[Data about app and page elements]

──────────

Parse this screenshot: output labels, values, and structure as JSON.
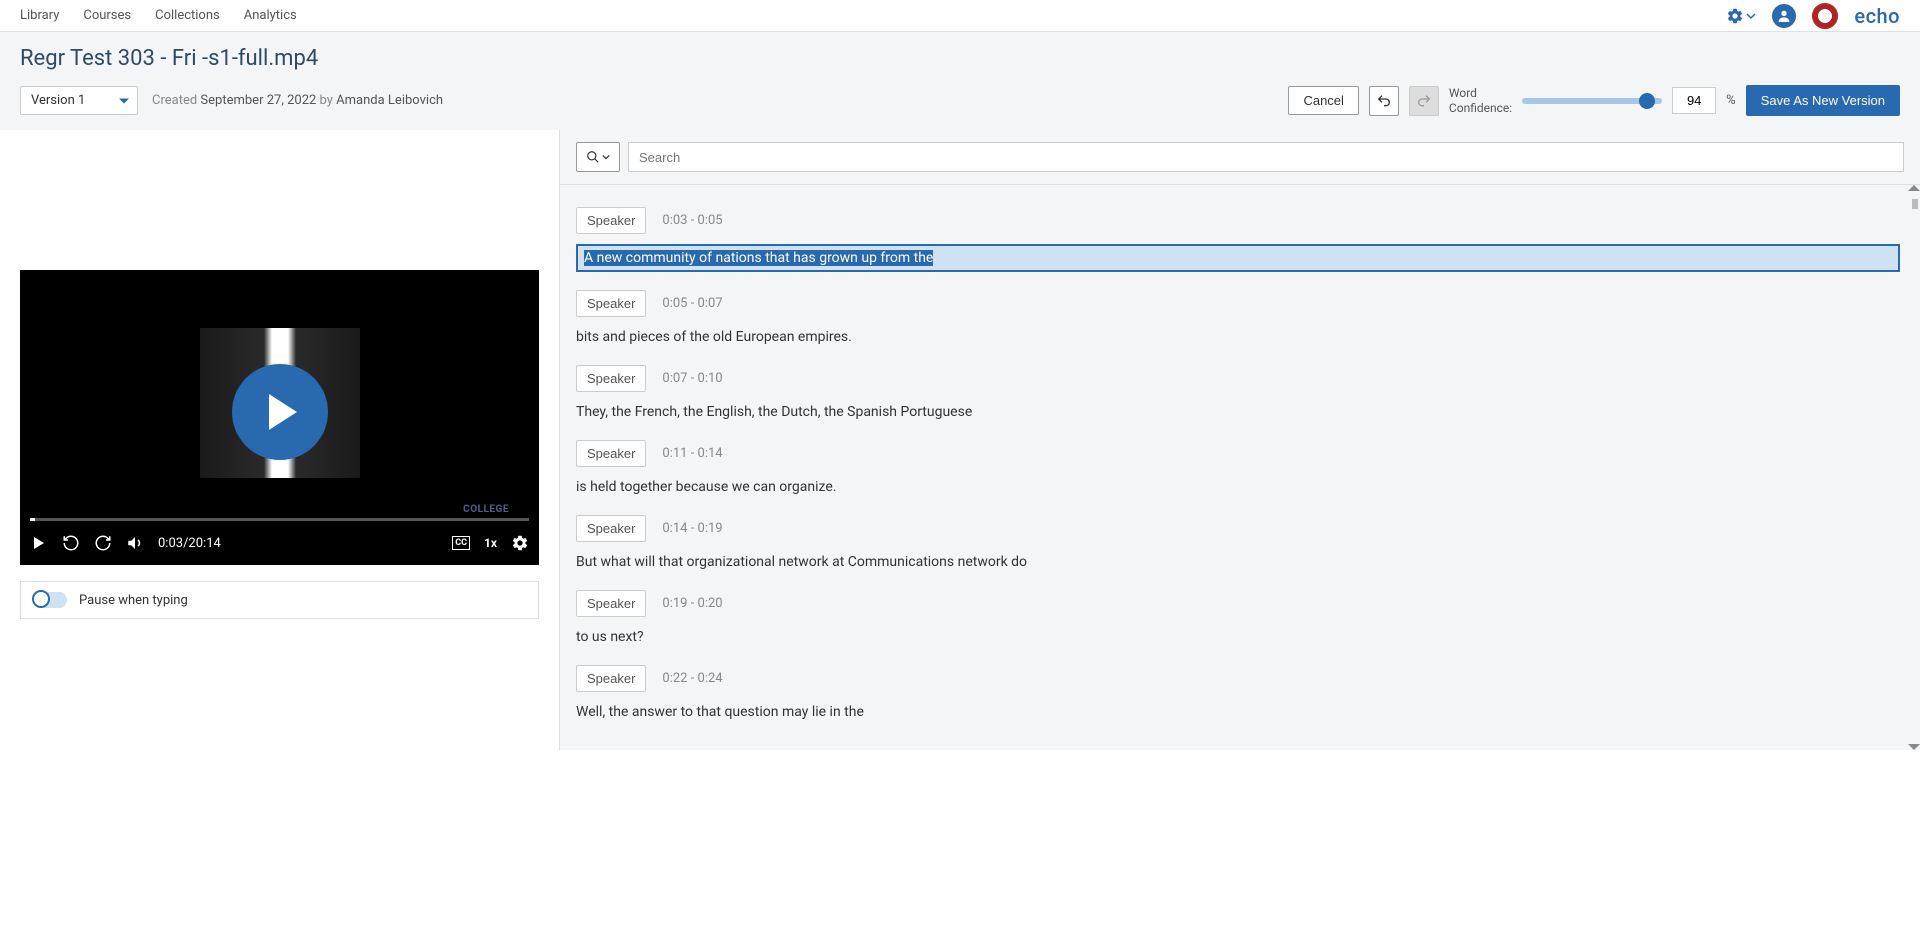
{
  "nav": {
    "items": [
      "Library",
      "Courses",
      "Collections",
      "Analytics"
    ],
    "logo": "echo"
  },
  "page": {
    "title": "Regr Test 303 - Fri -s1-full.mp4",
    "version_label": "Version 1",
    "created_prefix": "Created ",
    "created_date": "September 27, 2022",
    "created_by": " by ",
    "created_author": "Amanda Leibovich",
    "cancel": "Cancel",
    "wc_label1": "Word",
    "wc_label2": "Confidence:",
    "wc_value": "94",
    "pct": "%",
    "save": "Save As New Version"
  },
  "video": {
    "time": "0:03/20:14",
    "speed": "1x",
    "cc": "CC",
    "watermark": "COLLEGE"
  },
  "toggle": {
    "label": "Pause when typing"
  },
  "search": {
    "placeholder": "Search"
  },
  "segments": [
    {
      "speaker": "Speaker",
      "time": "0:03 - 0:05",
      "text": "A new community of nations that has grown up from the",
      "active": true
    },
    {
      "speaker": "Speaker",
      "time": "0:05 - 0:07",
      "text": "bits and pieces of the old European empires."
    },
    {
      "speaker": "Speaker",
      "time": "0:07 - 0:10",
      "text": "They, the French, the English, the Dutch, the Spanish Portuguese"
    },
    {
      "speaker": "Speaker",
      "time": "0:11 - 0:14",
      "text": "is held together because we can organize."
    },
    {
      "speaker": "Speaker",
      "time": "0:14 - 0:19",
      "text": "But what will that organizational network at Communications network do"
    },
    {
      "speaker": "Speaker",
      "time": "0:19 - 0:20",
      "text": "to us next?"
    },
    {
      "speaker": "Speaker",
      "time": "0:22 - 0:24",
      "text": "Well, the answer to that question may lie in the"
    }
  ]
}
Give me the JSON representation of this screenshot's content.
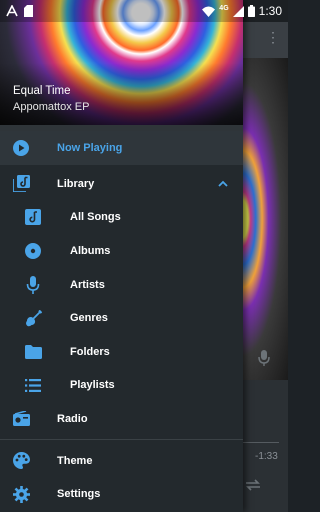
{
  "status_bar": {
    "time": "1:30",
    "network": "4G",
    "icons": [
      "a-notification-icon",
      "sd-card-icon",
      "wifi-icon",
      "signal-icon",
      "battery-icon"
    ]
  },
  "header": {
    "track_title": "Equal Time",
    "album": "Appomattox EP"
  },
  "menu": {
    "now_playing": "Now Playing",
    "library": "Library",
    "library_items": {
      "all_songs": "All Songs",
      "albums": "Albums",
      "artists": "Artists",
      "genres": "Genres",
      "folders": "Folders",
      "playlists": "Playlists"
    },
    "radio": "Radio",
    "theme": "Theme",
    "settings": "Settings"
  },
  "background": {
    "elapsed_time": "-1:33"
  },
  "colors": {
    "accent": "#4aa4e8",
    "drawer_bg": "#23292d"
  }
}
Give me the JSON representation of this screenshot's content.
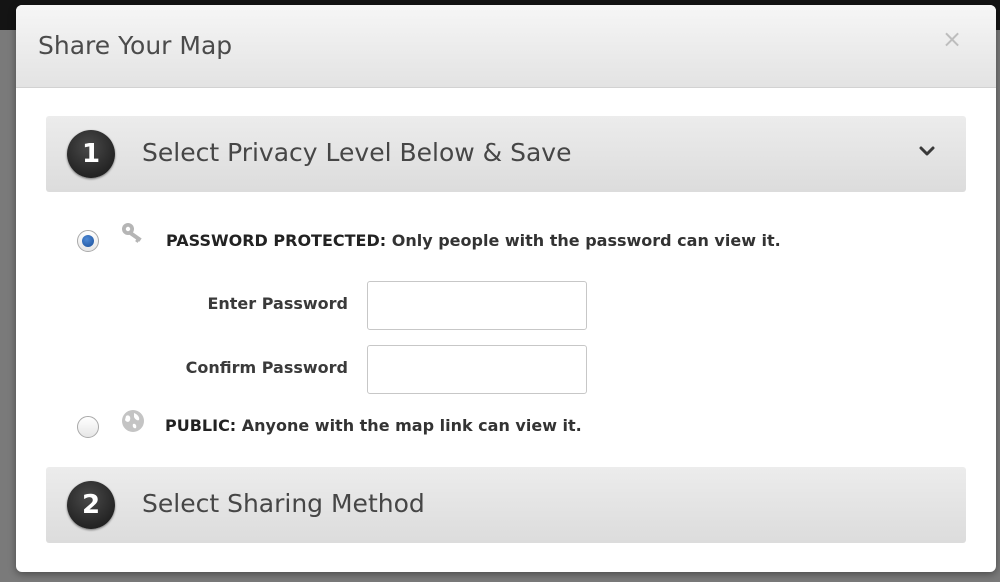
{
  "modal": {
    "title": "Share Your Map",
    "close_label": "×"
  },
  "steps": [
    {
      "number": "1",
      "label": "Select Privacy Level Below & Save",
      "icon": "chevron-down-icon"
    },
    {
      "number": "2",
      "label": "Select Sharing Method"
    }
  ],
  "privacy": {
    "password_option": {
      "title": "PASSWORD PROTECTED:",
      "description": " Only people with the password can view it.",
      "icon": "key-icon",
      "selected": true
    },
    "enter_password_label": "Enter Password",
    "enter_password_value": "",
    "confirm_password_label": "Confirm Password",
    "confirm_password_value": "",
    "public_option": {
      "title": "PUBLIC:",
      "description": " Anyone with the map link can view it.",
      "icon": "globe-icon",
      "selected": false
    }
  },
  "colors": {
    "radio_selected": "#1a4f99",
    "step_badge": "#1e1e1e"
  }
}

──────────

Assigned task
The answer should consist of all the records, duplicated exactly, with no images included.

Reply to the task
Parse this screenshot: output labels, values, and structure as JSON.
{
  "nav": {
    "items": [
      "Library",
      "Courses",
      "Collections",
      "Analytics"
    ],
    "logo": "echo"
  },
  "page": {
    "title": "Regr Test 303 - Fri -s1-full.mp4",
    "version_label": "Version 1",
    "created_prefix": "Created ",
    "created_date": "September 27, 2022",
    "created_by": " by ",
    "created_author": "Amanda Leibovich",
    "cancel": "Cancel",
    "wc_label1": "Word",
    "wc_label2": "Confidence:",
    "wc_value": "94",
    "pct": "%",
    "save": "Save As New Version"
  },
  "video": {
    "time": "0:03/20:14",
    "speed": "1x",
    "cc": "CC",
    "watermark": "COLLEGE"
  },
  "toggle": {
    "label": "Pause when typing"
  },
  "search": {
    "placeholder": "Search"
  },
  "segments": [
    {
      "speaker": "Speaker",
      "time": "0:03 - 0:05",
      "text": "A new community of nations that has grown up from the",
      "active": true
    },
    {
      "speaker": "Speaker",
      "time": "0:05 - 0:07",
      "text": "bits and pieces of the old European empires."
    },
    {
      "speaker": "Speaker",
      "time": "0:07 - 0:10",
      "text": "They, the French, the English, the Dutch, the Spanish Portuguese"
    },
    {
      "speaker": "Speaker",
      "time": "0:11 - 0:14",
      "text": "is held together because we can organize."
    },
    {
      "speaker": "Speaker",
      "time": "0:14 - 0:19",
      "text": "But what will that organizational network at Communications network do"
    },
    {
      "speaker": "Speaker",
      "time": "0:19 - 0:20",
      "text": "to us next?"
    },
    {
      "speaker": "Speaker",
      "time": "0:22 - 0:24",
      "text": "Well, the answer to that question may lie in the"
    }
  ]
}
Give me the JSON representation of this screenshot's content.
{
  "status_bar": {
    "time": "1:30",
    "network": "4G",
    "icons": [
      "a-notification-icon",
      "sd-card-icon",
      "wifi-icon",
      "signal-icon",
      "battery-icon"
    ]
  },
  "header": {
    "track_title": "Equal Time",
    "album": "Appomattox EP"
  },
  "menu": {
    "now_playing": "Now Playing",
    "library": "Library",
    "library_items": {
      "all_songs": "All Songs",
      "albums": "Albums",
      "artists": "Artists",
      "genres": "Genres",
      "folders": "Folders",
      "playlists": "Playlists"
    },
    "radio": "Radio",
    "theme": "Theme",
    "settings": "Settings"
  },
  "background": {
    "elapsed_time": "-1:33"
  },
  "colors": {
    "accent": "#4aa4e8",
    "drawer_bg": "#23292d"
  }
}
Give me the JSON representation of this screenshot's content.
{
  "modal": {
    "title": "Share Your Map",
    "close_label": "×"
  },
  "steps": [
    {
      "number": "1",
      "label": "Select Privacy Level Below & Save",
      "icon": "chevron-down-icon"
    },
    {
      "number": "2",
      "label": "Select Sharing Method"
    }
  ],
  "privacy": {
    "password_option": {
      "title": "PASSWORD PROTECTED:",
      "description": " Only people with the password can view it.",
      "icon": "key-icon",
      "selected": true
    },
    "enter_password_label": "Enter Password",
    "enter_password_value": "",
    "confirm_password_label": "Confirm Password",
    "confirm_password_value": "",
    "public_option": {
      "title": "PUBLIC:",
      "description": " Anyone with the map link can view it.",
      "icon": "globe-icon",
      "selected": false
    }
  },
  "colors": {
    "radio_selected": "#1a4f99",
    "step_badge": "#1e1e1e"
  }
}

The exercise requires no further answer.